Jake Zimmerman, a lawyer representing Mr. Pozner, said the damages awarded by the jury showed there were repercussions for publishing defamatory statements.
“If you choose to defame a victim, or the family of a victim,” he said, “you’re going to have to pay.”
Mr. Pozner is also one of several family members of Sandy Hook victims pursuing defamation lawsuits against Alex Jones, a far-right provocateur and the owner of Infowars, a radio show and website that has come under fire for spreading bogus claims about the shooting, including that the victims’ families are actors in a plot to take away firearms from law-abiding citizens. The families have also endured death threats, stalking and online abuse as a result.
One case, filed by eight families and one F.B.I. agent who responded to the scene, is proceeding in Connecticut. Mr. Pozner has also filed a lawsuit in Texas, which is continuing.
The focus of the Wisconsin lawsuit was a 455-page book, titled “Nobody Died at Sandy Hook: It Was a FEMA Drill to Promote Gun Control,” which claimed the massacre at Sandy Hook was staged by the federal government to promote tighter gun control measures. Among other things, the book claimed that the school had been abandoned years before a gunman killed 20 first graders and six staff members.
In addition to peddling conspiracy theories about the massacre, Mr. Fetzer has also promoted phony theories about the Sept. 11 attacks, President John F. Kennedy’s assassination and other events.
“My face-to-face interactions with Mr. Pozner have led me to believe that Mr. Pozner is telling the truth about the death of his son,” Mr. Gahary said. “I extend my most heartfelt and sincere apology to the Pozner family.”
Mr. Pozner, who has dedicated his life to preventing denials of the shooting, on Dec. 14, 2012, founded an advocacy group, the HONR Network, to push corporations, like YouTube and Facebook, to remove false information about the massacre, and to provide new ways for users to report hateful content.
Throughout, Mr. Pozner has been subjected to harassment and death threats, causing his family to move several times and live in hiding.

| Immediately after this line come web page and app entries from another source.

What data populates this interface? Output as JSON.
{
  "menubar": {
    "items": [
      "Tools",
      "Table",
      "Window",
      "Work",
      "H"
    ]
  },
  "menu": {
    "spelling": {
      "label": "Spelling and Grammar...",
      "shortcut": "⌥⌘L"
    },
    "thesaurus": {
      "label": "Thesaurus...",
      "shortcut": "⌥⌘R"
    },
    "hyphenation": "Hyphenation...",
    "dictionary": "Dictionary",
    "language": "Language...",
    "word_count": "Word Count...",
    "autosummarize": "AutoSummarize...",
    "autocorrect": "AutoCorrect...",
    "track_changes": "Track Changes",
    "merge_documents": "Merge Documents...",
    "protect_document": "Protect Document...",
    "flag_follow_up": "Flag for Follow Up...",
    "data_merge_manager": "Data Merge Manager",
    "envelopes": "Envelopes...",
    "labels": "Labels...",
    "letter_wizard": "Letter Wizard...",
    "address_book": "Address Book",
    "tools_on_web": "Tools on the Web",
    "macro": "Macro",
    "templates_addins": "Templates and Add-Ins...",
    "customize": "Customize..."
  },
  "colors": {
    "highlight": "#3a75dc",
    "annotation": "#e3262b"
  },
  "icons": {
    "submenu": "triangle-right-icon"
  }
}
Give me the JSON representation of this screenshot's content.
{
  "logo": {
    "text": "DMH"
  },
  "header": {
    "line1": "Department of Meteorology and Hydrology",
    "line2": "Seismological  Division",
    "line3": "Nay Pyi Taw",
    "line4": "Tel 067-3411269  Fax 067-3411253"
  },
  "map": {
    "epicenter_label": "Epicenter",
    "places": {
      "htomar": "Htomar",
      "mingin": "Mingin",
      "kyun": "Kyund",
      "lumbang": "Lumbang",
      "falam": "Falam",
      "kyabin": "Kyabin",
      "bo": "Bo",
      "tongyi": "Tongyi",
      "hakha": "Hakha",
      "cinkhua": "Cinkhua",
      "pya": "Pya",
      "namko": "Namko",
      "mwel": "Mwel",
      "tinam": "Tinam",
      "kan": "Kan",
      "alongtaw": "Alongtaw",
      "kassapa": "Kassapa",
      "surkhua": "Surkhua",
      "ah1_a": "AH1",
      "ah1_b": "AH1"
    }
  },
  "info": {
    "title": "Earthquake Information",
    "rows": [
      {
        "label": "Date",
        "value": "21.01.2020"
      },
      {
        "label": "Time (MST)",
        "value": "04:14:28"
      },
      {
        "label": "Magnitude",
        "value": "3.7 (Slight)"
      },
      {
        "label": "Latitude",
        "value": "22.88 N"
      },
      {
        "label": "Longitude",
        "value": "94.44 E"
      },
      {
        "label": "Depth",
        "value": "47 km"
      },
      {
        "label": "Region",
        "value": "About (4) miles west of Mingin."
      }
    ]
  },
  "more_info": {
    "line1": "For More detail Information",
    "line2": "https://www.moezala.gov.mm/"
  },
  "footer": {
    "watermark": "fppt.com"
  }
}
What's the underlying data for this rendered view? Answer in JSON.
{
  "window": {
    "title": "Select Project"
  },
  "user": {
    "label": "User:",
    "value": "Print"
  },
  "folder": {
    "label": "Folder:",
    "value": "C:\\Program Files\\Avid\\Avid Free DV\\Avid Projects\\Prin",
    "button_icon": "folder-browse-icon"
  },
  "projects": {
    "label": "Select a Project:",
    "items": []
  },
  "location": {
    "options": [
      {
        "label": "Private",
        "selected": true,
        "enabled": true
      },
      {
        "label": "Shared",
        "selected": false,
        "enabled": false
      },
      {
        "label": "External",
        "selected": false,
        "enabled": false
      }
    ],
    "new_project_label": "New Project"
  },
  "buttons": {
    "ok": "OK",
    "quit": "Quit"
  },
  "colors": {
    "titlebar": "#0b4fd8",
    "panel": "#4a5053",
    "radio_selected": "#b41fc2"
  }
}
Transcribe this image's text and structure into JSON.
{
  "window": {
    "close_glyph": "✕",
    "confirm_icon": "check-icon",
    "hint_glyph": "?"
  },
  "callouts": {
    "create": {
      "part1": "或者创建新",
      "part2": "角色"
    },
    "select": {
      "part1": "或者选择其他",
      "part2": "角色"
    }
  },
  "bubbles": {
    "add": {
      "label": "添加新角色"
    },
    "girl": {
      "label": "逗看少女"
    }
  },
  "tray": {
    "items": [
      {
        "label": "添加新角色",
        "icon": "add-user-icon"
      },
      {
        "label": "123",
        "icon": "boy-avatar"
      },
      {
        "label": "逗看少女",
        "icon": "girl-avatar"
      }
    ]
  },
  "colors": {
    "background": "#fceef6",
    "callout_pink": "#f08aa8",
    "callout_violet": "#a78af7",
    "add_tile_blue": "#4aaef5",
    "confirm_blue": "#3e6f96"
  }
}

One Florida woman was sentenced to five months in prison after she sent profanity-laced messages telling Mr. Pozner that he was going to die.
In June, Judge Frank Remington of the Dane County Circuit Court in Wisconsin issued a summary judgment in Mr. Pozner’s favor.
“This is a victory for myself and my family,” Mr. Pozner said in an interview with The New York Times. “It is also a victory for the survivors and victims’ families of all mass casualty events who have been targeted by these people.”